Dave and I had the Americans which divided into a fast division and a slow division. I took the faster ships which included the cruisers Olympia, Baltimore, Raleigh and the gunboat Concord. Dave followed with the remaining slower vessels the cruiser Boston, gunboat Petrel and Coast Guard cutter McCullough.
With everything in place the game began, each of us masked while trying not to fog our glasses in the cold air.
First turn began much as many of the succeeding turns. The Americans rolled initiative requiring the Spanish to move first, and the Americans firing first. Olympia hit Castilla with her eight inch mains and five inch secondaries, forcing her to check morale and withdraw from the action. The second turn the Reina Cristina was set afire and would sink soon after. The Spaniards fired back mostly in vain.
However the shore batteries had more success. On turn three, Olympia was struck on the bridge, temporarily disabling Dewey. Later Raleigh suffered a steering critical that forced her to drop out of line and veer crazily through the formation.
American fire was devastating when it hit. It was the hitting part that was challenging. Fire was focused on the Spanish ships unless the batteries were the only available target. It was tough to damage, and the loss of Montojo’s squadron would leave the city pretty undefended. As the American ships counter-marched back toward the Spanish squadron, one by one the little colonial cruisers Isla de Luzon and Isla de Ulloa were hit and sunk. The gunboats suffered a similar fate. Only Castilla escaped destruction.
Though the Spanish squadron was destroyed, they claimed a bit of payback when two critical hits to Concord turned into a raging fire and broken steam line. Her crew was taken off and the ship was abandoned. The American fleet withdrew from thetable to regroup.
The game ended at 1:00. By then I was really cold. My fingers were tingling and my feet were freezing. The temperature never reached above 40 degrees for the day. Usually after a game we hang out and yak. David left soon after the game ended. John brought all the ships–his delightful collection of Houston’s Ships in their delightfully overlarge 1/1000 scale. We helped him pack and he was off on his long drive home. Dave did hang out and we chatted over a Bodhizafa as we always do and that was great.

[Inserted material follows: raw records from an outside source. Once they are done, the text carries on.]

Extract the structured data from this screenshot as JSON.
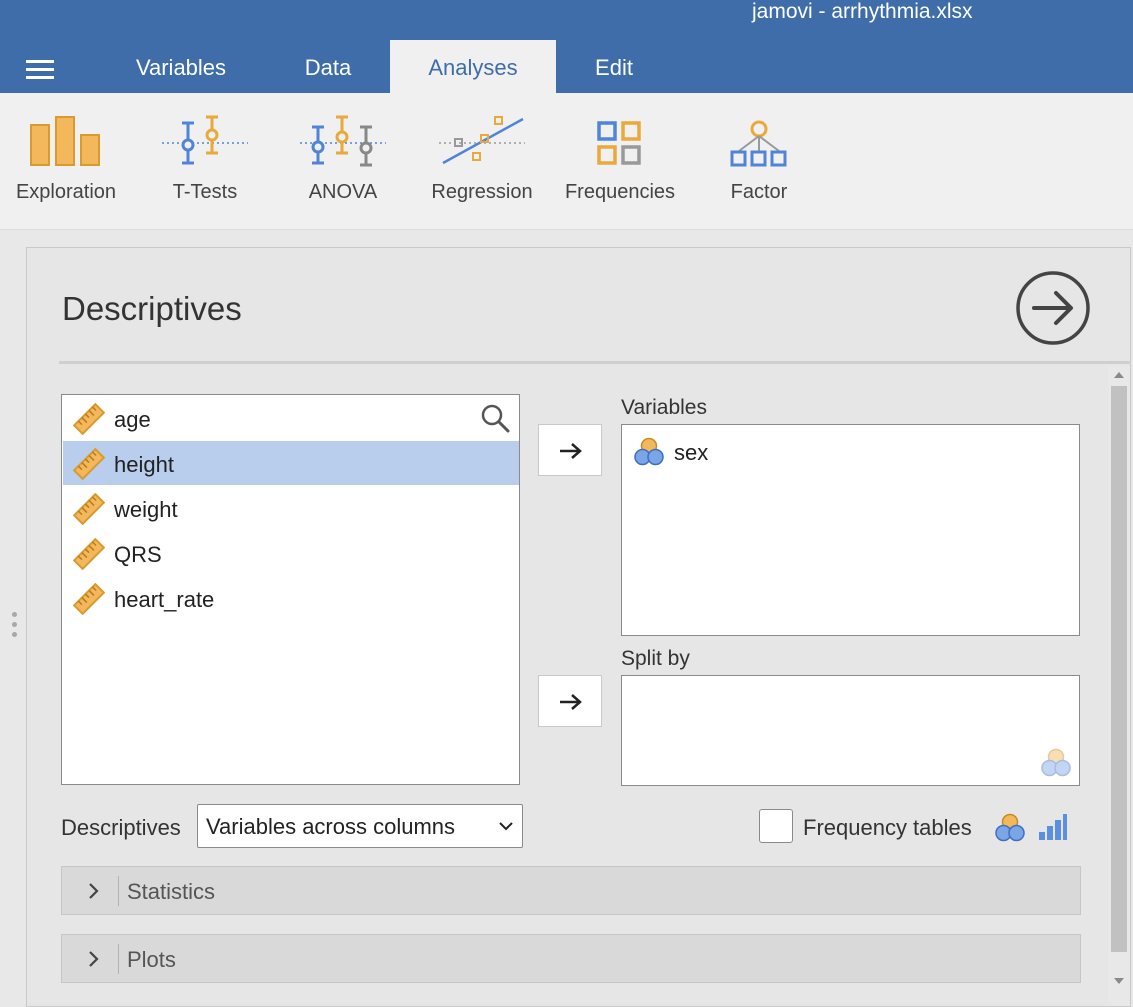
{
  "app": {
    "title": "jamovi - arrhythmia.xlsx"
  },
  "tabs": [
    {
      "label": "Variables"
    },
    {
      "label": "Data"
    },
    {
      "label": "Analyses",
      "active": true
    },
    {
      "label": "Edit"
    }
  ],
  "ribbon": [
    {
      "label": "Exploration",
      "icon": "exploration-icon"
    },
    {
      "label": "T-Tests",
      "icon": "t-tests-icon"
    },
    {
      "label": "ANOVA",
      "icon": "anova-icon"
    },
    {
      "label": "Regression",
      "icon": "regression-icon"
    },
    {
      "label": "Frequencies",
      "icon": "frequencies-icon"
    },
    {
      "label": "Factor",
      "icon": "factor-icon"
    }
  ],
  "analysis": {
    "title": "Descriptives",
    "source_variables": [
      {
        "name": "age",
        "type": "continuous"
      },
      {
        "name": "height",
        "type": "continuous",
        "selected": true
      },
      {
        "name": "weight",
        "type": "continuous"
      },
      {
        "name": "QRS",
        "type": "continuous"
      },
      {
        "name": "heart_rate",
        "type": "continuous"
      }
    ],
    "variables_label": "Variables",
    "variables": [
      {
        "name": "sex",
        "type": "nominal"
      }
    ],
    "split_by_label": "Split by",
    "split_by": [],
    "descriptives_label": "Descriptives",
    "descriptives_value": "Variables across columns",
    "frequency_tables_label": "Frequency tables",
    "frequency_tables_checked": false,
    "sections": [
      {
        "label": "Statistics"
      },
      {
        "label": "Plots"
      }
    ]
  },
  "colors": {
    "header_blue": "#3e6da9",
    "continuous_orange": "#e9a93b",
    "nominal_blue": "#4f84d6",
    "selection": "#b9cdec"
  }
}
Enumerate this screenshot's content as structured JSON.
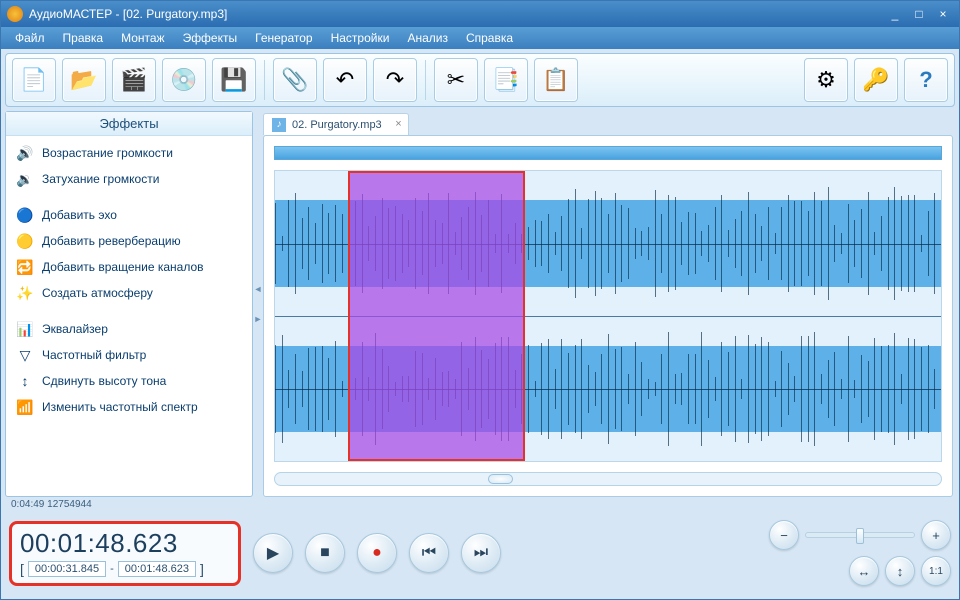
{
  "window": {
    "title": "АудиоМАСТЕР - [02. Purgatory.mp3]"
  },
  "menu": {
    "items": [
      "Файл",
      "Правка",
      "Монтаж",
      "Эффекты",
      "Генератор",
      "Настройки",
      "Анализ",
      "Справка"
    ]
  },
  "sidebar": {
    "title": "Эффекты",
    "items": [
      {
        "icon": "🔊",
        "label": "Возрастание громкости"
      },
      {
        "icon": "🔉",
        "label": "Затухание громкости"
      },
      {
        "gap": true
      },
      {
        "icon": "🔵",
        "label": "Добавить эхо"
      },
      {
        "icon": "🟡",
        "label": "Добавить реверберацию"
      },
      {
        "icon": "🔁",
        "label": "Добавить вращение каналов"
      },
      {
        "icon": "✨",
        "label": "Создать атмосферу"
      },
      {
        "gap": true
      },
      {
        "icon": "📊",
        "label": "Эквалайзер"
      },
      {
        "icon": "▽",
        "label": "Частотный фильтр"
      },
      {
        "icon": "↕",
        "label": "Сдвинуть высоту тона"
      },
      {
        "icon": "📶",
        "label": "Изменить частотный спектр"
      }
    ]
  },
  "tab": {
    "label": "02. Purgatory.mp3"
  },
  "status": {
    "text": "0:04:49 12754944"
  },
  "time": {
    "current": "00:01:48.623",
    "sel_start": "00:00:31.845",
    "sel_end": "00:01:48.623",
    "dash": "-"
  },
  "selection": {
    "left_pct": 10.9,
    "width_pct": 26.6
  },
  "toolbar_icons": {
    "new": "📄",
    "open": "📂",
    "video": "🎬",
    "cd": "💿",
    "save": "💾",
    "mix": "📎",
    "undo": "↶",
    "redo": "↷",
    "cut": "✂",
    "copy": "📑",
    "paste": "📋",
    "settings": "⚙",
    "key": "🔑",
    "help": "?"
  },
  "zoom_icons": {
    "minus": "−",
    "plus": "+",
    "fit_h": "↔",
    "fit_v": "↕",
    "one_one": "1:1"
  },
  "transport_icons": {
    "play": "▶",
    "stop": "■",
    "record": "●",
    "prev": "⏮",
    "next": "⏭"
  }
}
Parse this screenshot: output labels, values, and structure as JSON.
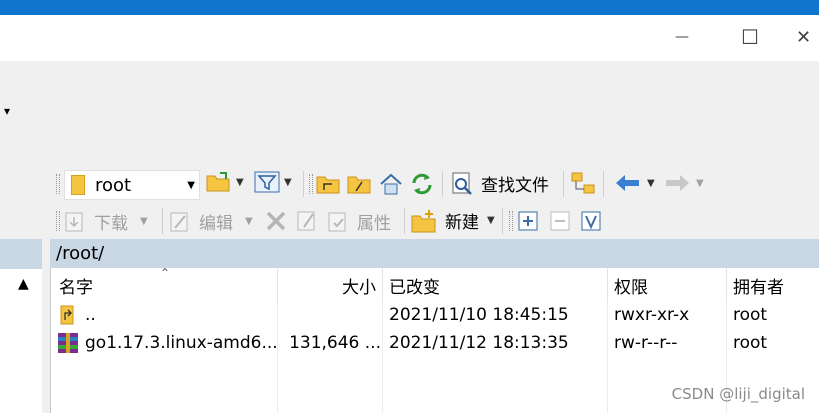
{
  "window": {
    "minimize_glyph": "—",
    "maximize_glyph": "☐",
    "close_glyph": "✕"
  },
  "ribbon": {
    "dropdown_glyph": "▾"
  },
  "toolbar1": {
    "location": "root",
    "find_files_label": "查找文件"
  },
  "toolbar2": {
    "download_label": "下载",
    "edit_label": "编辑",
    "properties_label": "属性",
    "new_label": "新建"
  },
  "path": "/root/",
  "columns": {
    "name": "名字",
    "size": "大小",
    "changed": "已改变",
    "rights": "权限",
    "owner": "拥有者"
  },
  "files": [
    {
      "name": "..",
      "size": "",
      "changed": "2021/11/10 18:45:15",
      "rights": "rwxr-xr-x",
      "owner": "root",
      "icon": "parent-folder-icon"
    },
    {
      "name": "go1.17.3.linux-amd6...",
      "size": "131,646 ...",
      "changed": "2021/11/12 18:13:35",
      "rights": "rw-r--r--",
      "owner": "root",
      "icon": "archive-icon"
    }
  ],
  "watermark": "CSDN @liji_digital",
  "colors": {
    "title_accent": "#0f75cf",
    "path_bar": "#c8d7e3",
    "toolbar_bg": "#f0f0f0"
  }
}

It was a fun game. The company was the best. The weather just sucked. If it had been April, 50 degrees and rainy, it would have been fine. In fact it was 50 and rainy later in the week. The garage showed itself to be a usable venue. But honestly, despite all the precautions we took, I’m not sure I’m in a hurry to try again until the weather improves, and the level of infection improves too. It may be my last game for a while.
Most of the photos were taken by David Sullivan.